SAN FRANCISCO, Calif. (KRON) — A newly-released study conducted by UC San Francisco researchers documented long-term adverse effects that unwanted pregnancies had on women’s lives.

UCSF’s “Turnaway Study” found that more than 95 percent of women who chose to have abortions reported that it was the right decision for them, when interviewed over the next five years.

Those who were unable to have abortions suffered from adverse effects such as physical and mental health challenges, economic hardship, lack of support, and insecurity.

The study also found that those who received an abortion were more financially stable, set more ambitious life goals, raised children under more stable conditions, and were more likely to have a wanted child later in life.
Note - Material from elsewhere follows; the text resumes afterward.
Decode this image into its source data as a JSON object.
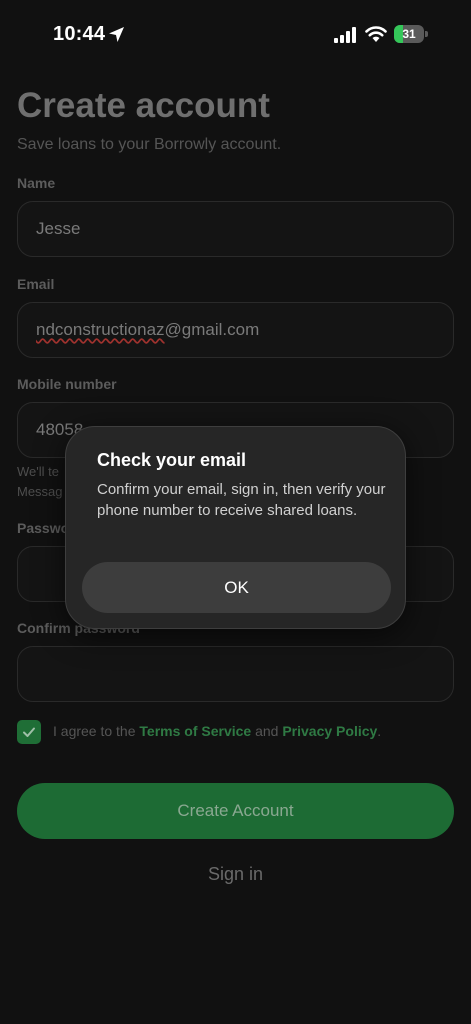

“This study has been really important,” said Diana Greene Foster, a professor in UCSF’s Department of Obstetrics, Gynecology & Reproductive Sciences and led the study. “It provided the evidence that was missing on the consequences of abortion access for people’s health and well-being.”

For the study, researchers followed 1,000 women from 30 centers around the country for five years.

Some women were a few days under a clinic’s gestational limit, and therefore able to receive an abortion, and some women were a few days over the limit, and therefore were denied from getting an abortion.

Women denied access to an abortion were more likely to raise the child alone, without the support of family members or partners, and were more likely to stay in contact with an abusive partner. They were also three times more likely to be unemployed. They had four times greater odds of living below the federal poverty line and were more likely to report not being able to afford basic living needs.

Foster said the national conversation about this public health issue remains stuck on ideological and political considerations.

“The debate about abortion rarely focuses on what happens to the pregnant person,” Foster said. “It’s framed as an abstract moral question in which everyone else weighs in without considering why someone would be in the circumstances where they want an abortion.”

UCSF has long championed reproductive health care access, even before Roe v. Wade became law in 1973.

In a message to the UCSF community about the Supreme Court’s recent ruling, Chancellor Sam Hawgood, said the ruling “stands in stark contrast to our belief that every person has a fundamental right to make their own informed decisions about their health care.”

Daniel Grossman, UCSF professor of Obstetrics, Gynecology, and Reproductive Sciences, said, “this is also an issue of basic human rights.”

“UCSF has a really important role to play. I’m really thrilled to be at an institution that is brave in this area and stands up and will be that loud, evidence-based voice for freedom of choice,” Grossman said.